Saturday, I rode up to the farm a little in advance of my lesson time. Mac, (Ginger's Morgan boyfriend) was in the same class so I had a riding buddy, yay! After giving the clinician a quick recap of Bridget's experience to date, he suggested I lead her through the obstacles the first time and then go from there. She proceeded to amaze everyone by going through the spooky tarps, over the bridges, up the bank, and even standing on the teeter-totter. (pics to follow , hopefully). Clinician guy was like "Why did you even bring her to this - she's awesome. That's a good horse!" So, we were all pretty happy with little Miss Bridget and she gained a lot of admirers. I stayed after our session to watch some riding lessons and Bridget was perfect about waiting in her little pen and camping out with me. We stayed for a potluck dinner and a drink, then headed home after a long and super fun day.

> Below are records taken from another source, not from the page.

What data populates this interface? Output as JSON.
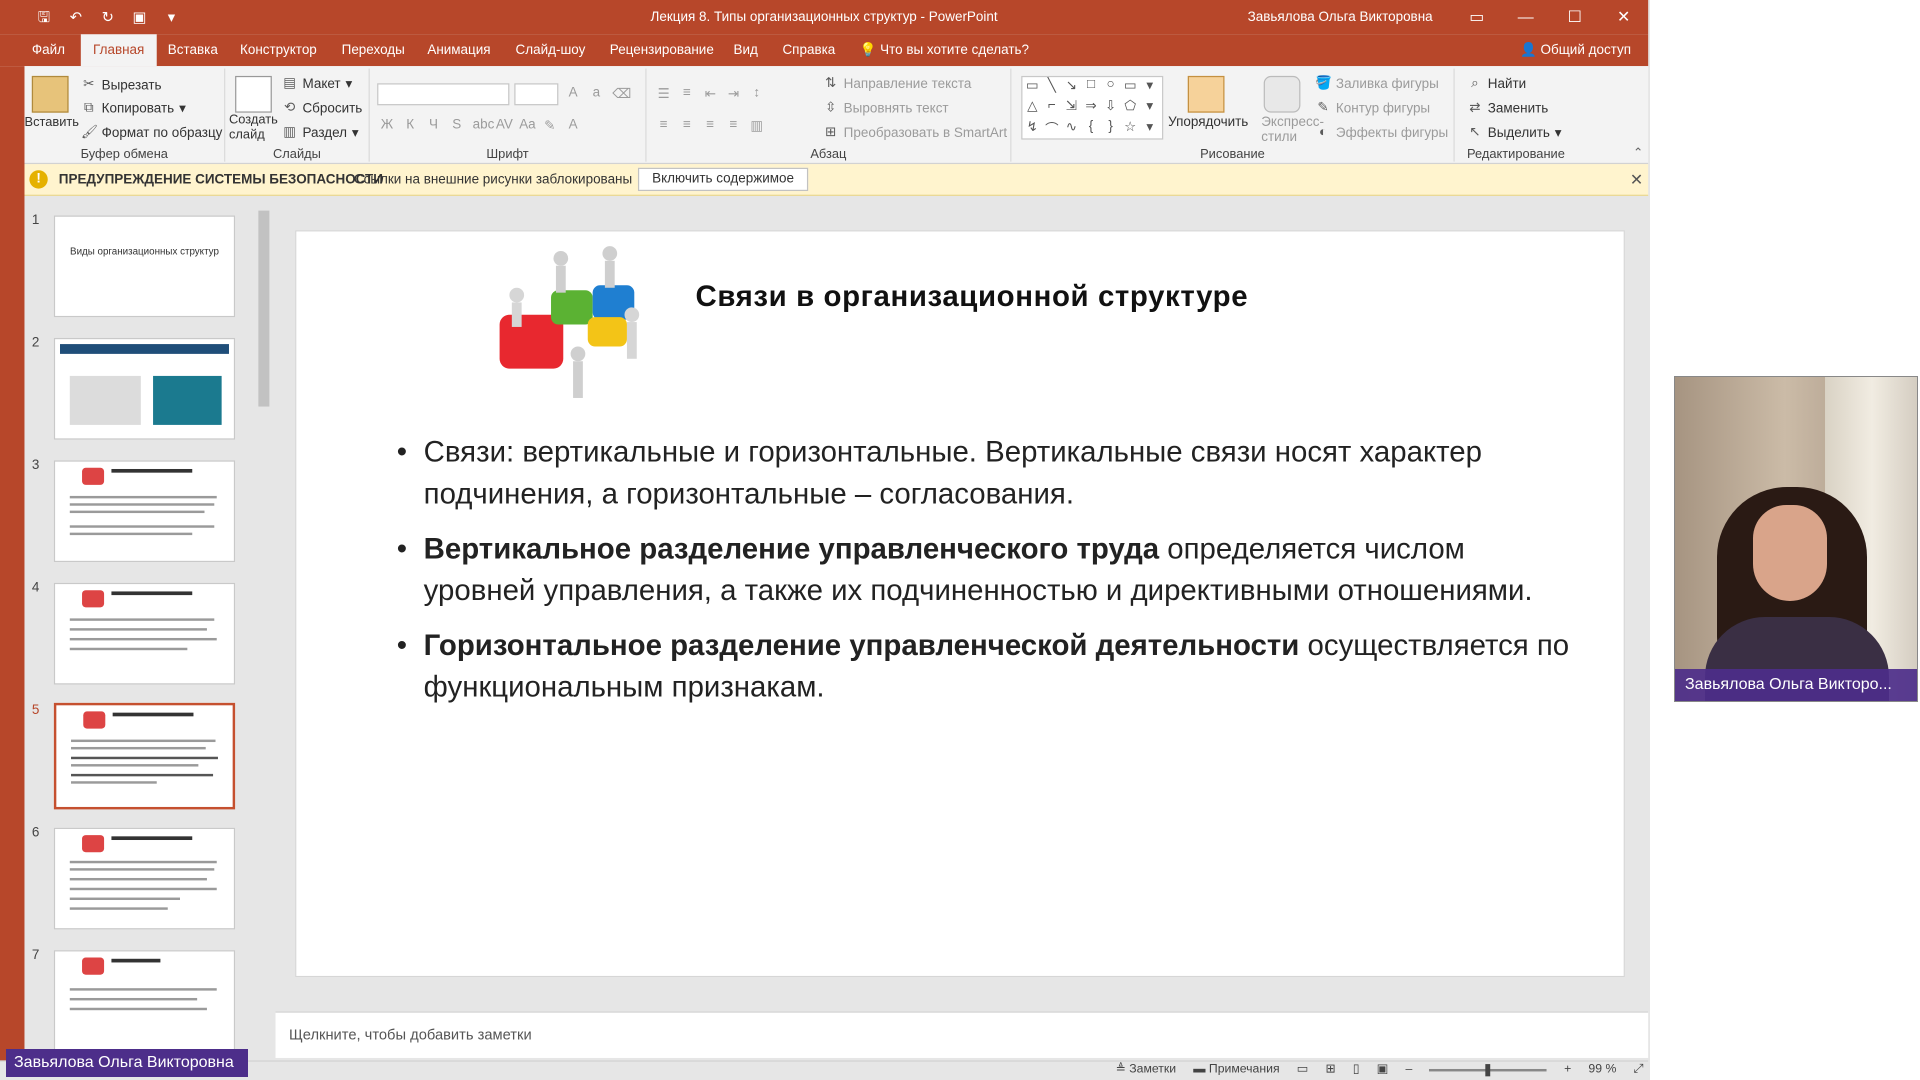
{
  "window": {
    "title": "Лекция 8. Типы организационных структур  -  PowerPoint",
    "user": "Завьялова Ольга Викторовна"
  },
  "tabs": [
    "Файл",
    "Главная",
    "Вставка",
    "Конструктор",
    "Переходы",
    "Анимация",
    "Слайд-шоу",
    "Рецензирование",
    "Вид",
    "Справка"
  ],
  "tell_me": "Что вы хотите сделать?",
  "share": "Общий доступ",
  "ribbon": {
    "clipboard": {
      "paste": "Вставить",
      "cut": "Вырезать",
      "copy": "Копировать",
      "format_painter": "Формат по образцу",
      "label": "Буфер обмена"
    },
    "slides": {
      "new_slide": "Создать слайд",
      "layout": "Макет",
      "reset": "Сбросить",
      "section": "Раздел",
      "label": "Слайды"
    },
    "font": {
      "label": "Шрифт"
    },
    "paragraph": {
      "text_direction": "Направление текста",
      "align_text": "Выровнять текст",
      "smartart": "Преобразовать в SmartArt",
      "label": "Абзац"
    },
    "drawing": {
      "arrange": "Упорядочить",
      "quick_styles": "Экспресс-стили",
      "fill": "Заливка фигуры",
      "outline": "Контур фигуры",
      "effects": "Эффекты фигуры",
      "label": "Рисование"
    },
    "editing": {
      "find": "Найти",
      "replace": "Заменить",
      "select": "Выделить",
      "label": "Редактирование"
    }
  },
  "security": {
    "title": "ПРЕДУПРЕЖДЕНИЕ СИСТЕМЫ БЕЗОПАСНОСТИ",
    "message": "Ссылки на внешние рисунки заблокированы",
    "button": "Включить содержимое"
  },
  "thumbnails": {
    "numbers": [
      "1",
      "2",
      "3",
      "4",
      "5",
      "6",
      "7"
    ],
    "slide1_title": "Виды организационных структур",
    "active_index": 5
  },
  "slide": {
    "title": "Связи в организационной структуре",
    "bullets": [
      {
        "bold": "",
        "text": "Связи: вертикальные и горизонтальные. Вертикальные связи носят характер подчинения, а горизонтальные – согласования."
      },
      {
        "bold": "Вертикальное разделение управленческого труда",
        "text": " определяется числом уровней управления, а также их подчиненностью и директивными отношениями."
      },
      {
        "bold": " Горизонтальное разделение управленческой деятельности",
        "text": " осуществляется по функциональным признакам."
      }
    ]
  },
  "notes_placeholder": "Щелкните, чтобы добавить заметки",
  "status": {
    "notes": "Заметки",
    "comments": "Примечания",
    "zoom": "99 %",
    "zoom_level": 0.99
  },
  "presenter": {
    "name_overlay": "Завьялова Ольга Викторовна",
    "webcam_name": "Завьялова Ольга Викторо..."
  },
  "colors": {
    "accent": "#b7472a",
    "security_bar": "#fff4ce",
    "presenter_label": "#4d2e8a"
  }
}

|Day 1, teaching Bridget to put her feet where asked|
|In case you wondered how a very tall man looks on my pony. He got on for 5 minutes at the end to check steering and get a better idea of where we're at (and looked ridiculous, so of course I have to share ;)|
|He also taught her to side pass in about 2 minutes. I want some of that cowboy magic!|
Today, I think we all had some pretty high expectations for Bridget. But, once you start thinking like that, you all know how it's destined to go, right ? :) Pony woke up this morning and was over the whole working for a living thing. As the clinician said, the first day she was interested and having fun so there was no real challenge there for her. So today, she was bored and her whole attitude about it all was "Why?" and "Make me!" Of course, once you pick that fight, you have to follow through and I spent the better part of an hour in various stages of getting the pony across the bridge she went across twice the day before. So funny. Clinician said that's pretty common with really confident, bold horses...there's no reward to them for completing the obstacles because the obstacles themselves aren't even on their radar as something to be concerned about...so they start looking for other things to occupy themselves, in this case checking to make sure I really am in charge of the situation. The actual getting her across the bridge was just all the non exciting horse training stuff we've all dealt with - just a ton of patience, making her work, letting her try out her options, and rewarding her for even the slightest inclination to do what you asking. I won't lie, there was a whole lot of pony attitude on display and she was pretty naughty. In between the antics, I got a lot of opportunities to remind her about moving off my leg and also got in some pretty nice bend in her trot circles while we put her to work. She's got a lot of self preservation so even during the worst of it, she never felt dangerous, if you know what I mean - I didn't ever feel concerned or overly worried about her.
Clinician guy called it when he said it was never about the bridge, since as soon as I got her over she quite happily went around and did everything asked of her for the rest of our lesson. Obviously I kept it pretty easy after that since pony brain was still processing such a dramatic change of events. Who would have guessed her rider gets to tell her where those feet go? ;)
All in all, a good clinic. I'm actually glad I brought her for both days, since I saw a hint of attitude towards the end of the first day and think it would have just been a matter of time before we had to have a discussion about the ways of the world. I'm glad I had someone there to help me through it! Clinician himself was great. I don't think he was teaching anything that isn't just common sense, but he's very calm and quiet and super positive about things, which I noticed was wonderful for the greener riders, and definitely a good thing for green horses. Just watching some of the other classes gave me lots of things to think over in regards to Ginger, which might be a subject for another post.
I don't think I'll do another extreme trail class, since she seriously owned that course and I do respect that she got a little bored by the whole thing. I may sign up next time for the riding lesson part, since he seemed good with the basics, which is obviously where we're at.
Overall, Ms Bridget gets a gold star from me this weekend - I couldn't be happier with her, particularly as she escorted a couple of nervous (older) horses around the place and served as the "steady eddie"!